The First Asian Congress of Obstetrics & Gynaecology was held in Tokyo, Japan, from 4-6 April 1957. Dr Hideo Yagi (Japan) was elected Chairman of the Federation and he held that post till the Second Congress held in Calcutta, India, on 23-26 January 1962. The Third Asian Congress of Obstetrics & Gynaecology was held in Manila, Philippines, from 14-16 January 1965. Thereafter, the congresses were held every three years till 1977, after which the interval was two years. The Constitution now requires that the congresses be held at least every three years.

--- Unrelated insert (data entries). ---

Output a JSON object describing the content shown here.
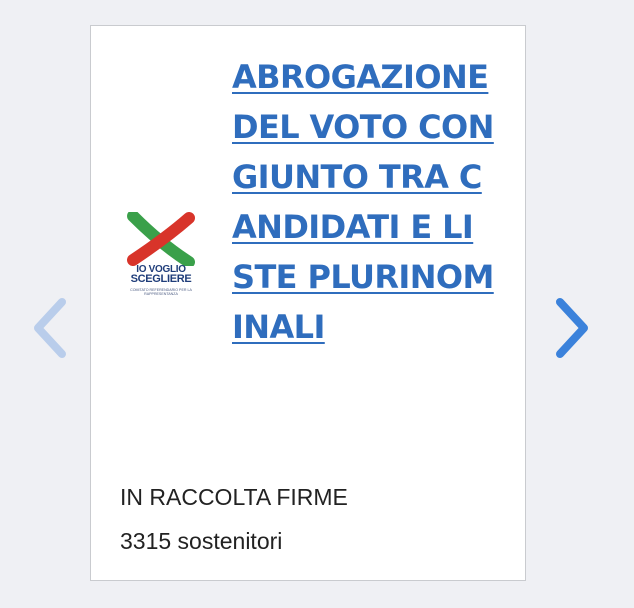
{
  "card": {
    "title": "ABROGAZIONE DEL VOTO CONGIUNTO TRA CANDIDATI E LISTE PLURINOMINALI",
    "status": "IN RACCOLTA FIRME",
    "supporters": "3315 sostenitori"
  },
  "logo": {
    "line1": "IO VOGLIO",
    "line2": "SCEGLIERE",
    "line3": "COMITATO REFERENDARIO PER LA RAPPRESENTANZA",
    "colors": {
      "green": "#3aa04a",
      "red": "#d8342a",
      "text": "#1f3d7a"
    }
  },
  "carousel": {
    "prev_icon": "chevron-left-icon",
    "next_icon": "chevron-right-icon",
    "prev_color": "#b9cdeb",
    "next_color": "#3b82db"
  },
  "colors": {
    "background": "#eff0f4",
    "link": "#2f6dbd",
    "text": "#222222"
  }
}
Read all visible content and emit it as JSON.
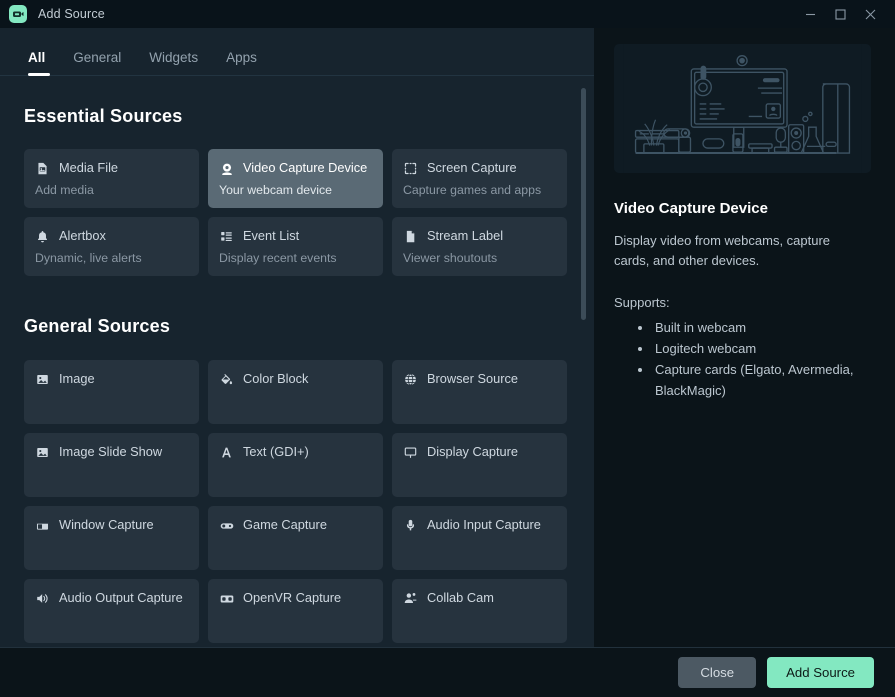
{
  "window": {
    "title": "Add Source",
    "app_icon": "webcam-app-icon",
    "controls": {
      "minimize": "minimize-icon",
      "maximize": "maximize-icon",
      "close": "close-icon"
    }
  },
  "tabs": [
    {
      "label": "All",
      "active": true
    },
    {
      "label": "General",
      "active": false
    },
    {
      "label": "Widgets",
      "active": false
    },
    {
      "label": "Apps",
      "active": false
    }
  ],
  "sections": [
    {
      "title": "Essential Sources",
      "cards": [
        {
          "title": "Media File",
          "subtitle": "Add media",
          "icon": "media-file-icon",
          "selected": false
        },
        {
          "title": "Video Capture Device",
          "subtitle": "Your webcam device",
          "icon": "webcam-icon",
          "selected": true
        },
        {
          "title": "Screen Capture",
          "subtitle": "Capture games and apps",
          "icon": "screen-capture-icon",
          "selected": false
        },
        {
          "title": "Alertbox",
          "subtitle": "Dynamic, live alerts",
          "icon": "bell-icon",
          "selected": false
        },
        {
          "title": "Event List",
          "subtitle": "Display recent events",
          "icon": "list-icon",
          "selected": false
        },
        {
          "title": "Stream Label",
          "subtitle": "Viewer shoutouts",
          "icon": "document-icon",
          "selected": false
        }
      ]
    },
    {
      "title": "General Sources",
      "cards": [
        {
          "title": "Image",
          "subtitle": "",
          "icon": "image-icon",
          "selected": false
        },
        {
          "title": "Color Block",
          "subtitle": "",
          "icon": "paint-bucket-icon",
          "selected": false
        },
        {
          "title": "Browser Source",
          "subtitle": "",
          "icon": "globe-icon",
          "selected": false
        },
        {
          "title": "Image Slide Show",
          "subtitle": "",
          "icon": "image-icon",
          "selected": false
        },
        {
          "title": "Text (GDI+)",
          "subtitle": "",
          "icon": "text-icon",
          "selected": false
        },
        {
          "title": "Display Capture",
          "subtitle": "",
          "icon": "monitor-icon",
          "selected": false
        },
        {
          "title": "Window Capture",
          "subtitle": "",
          "icon": "window-icon",
          "selected": false
        },
        {
          "title": "Game Capture",
          "subtitle": "",
          "icon": "gamepad-icon",
          "selected": false
        },
        {
          "title": "Audio Input Capture",
          "subtitle": "",
          "icon": "microphone-icon",
          "selected": false
        },
        {
          "title": "Audio Output Capture",
          "subtitle": "",
          "icon": "speaker-icon",
          "selected": false
        },
        {
          "title": "OpenVR Capture",
          "subtitle": "",
          "icon": "vr-headset-icon",
          "selected": false
        },
        {
          "title": "Collab Cam",
          "subtitle": "",
          "icon": "people-icon",
          "selected": false
        }
      ]
    }
  ],
  "details": {
    "illustration": "desk-setup-illustration",
    "title": "Video Capture Device",
    "description": "Display video from webcams, capture cards, and other devices.",
    "supports_label": "Supports:",
    "supports": [
      "Built in webcam",
      "Logitech webcam",
      "Capture cards (Elgato, Avermedia, BlackMagic)"
    ]
  },
  "footer": {
    "close_label": "Close",
    "add_label": "Add Source"
  },
  "colors": {
    "accent": "#83e8c1",
    "selected_card": "#5a6a75",
    "card_bg": "#26333e",
    "left_bg": "#17242e",
    "right_bg": "#0b1419"
  }
}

From 1987, it became the practice to organise a seminar or workshop together with the congress.
At the 13th General Assembly held in Tokyo in October 1979, it was decided that the Secretariat of the Federation should move to Singapore. A new Constitution, initiated in Bangkok, was also accepted . The combined position of the Secretary General-cum-Treasurer was split and the new Constitution provided for a Secretary General and a separate Treasurer. Professor S S Ratnam of Singapore was elected Secretary General and Professor Suporn Koetsawang from Thailand, Treasurer.
Not long after the formation of the Federation, it became apparent that it had a positive and extensive role to play in assisting their members in the improvement of facilities in several countries in the region. This is because Fertility Management and Maternal & Child Health Care services are woefully inadequate in many countries in the third world; and infant, maternal and perinatal mortality is high in these developing countries. In many rural areas, where the bulk of the population live, there is only one physician per one hundred thousand people, compared with the norm of one per thousand population. The proportion of obstetricians and gynaecologists and related specialist support staff are proportionately fewer in number.
Members of the medical profession, and especially those concerned with Obstetrics & Gynaecology, although adequately qualified professionally, are so weighed down in some countries by the enormity of their task and other constraints, that they are generally unable to follow up on international developments in technology and research findings as closely as they would desire.
Most governments in the third world include Fertility Regulation in their Health and Maternal & Child Care programmes, but for a variety of reasons are unable to make available the comprehensive services that are desirable, nor provide the personnel involved with continuous education programmes to keep them abreast with current developments. Since the benefits of research and technological progress elude many members of the medical fraternity, not only those employed in the rural areas, but even those engaged in hospitals and medical care centres in the cities, one of the roles of the Federation is to develop machinery to provide medical and medical-related personnel information of current developments and research in this field.
AOFOG, in response to requests from its affiliates in the region has become the coordinator for many projects; it hopes that its role in new activities is only an interim arrangement, until a more permanent solution for continually improving and upgrading these educational programmes in member countries is evolved. Among other things, the Federation also serves as catalyst and coordinator for its affiliates in member countries in identifying appropriate specialists worldwide in providing the necessary structure and financial support for them to participate at special national courses to meet the needs of its affiliates at their refresher/modernization courses in Fertility Management and Maternal & Child Health Care.
AOFOG activities have, by example, generated greater participation by obstetricians and gynaecologists and medical scientists at other related international congresses held in the region and elsewhere.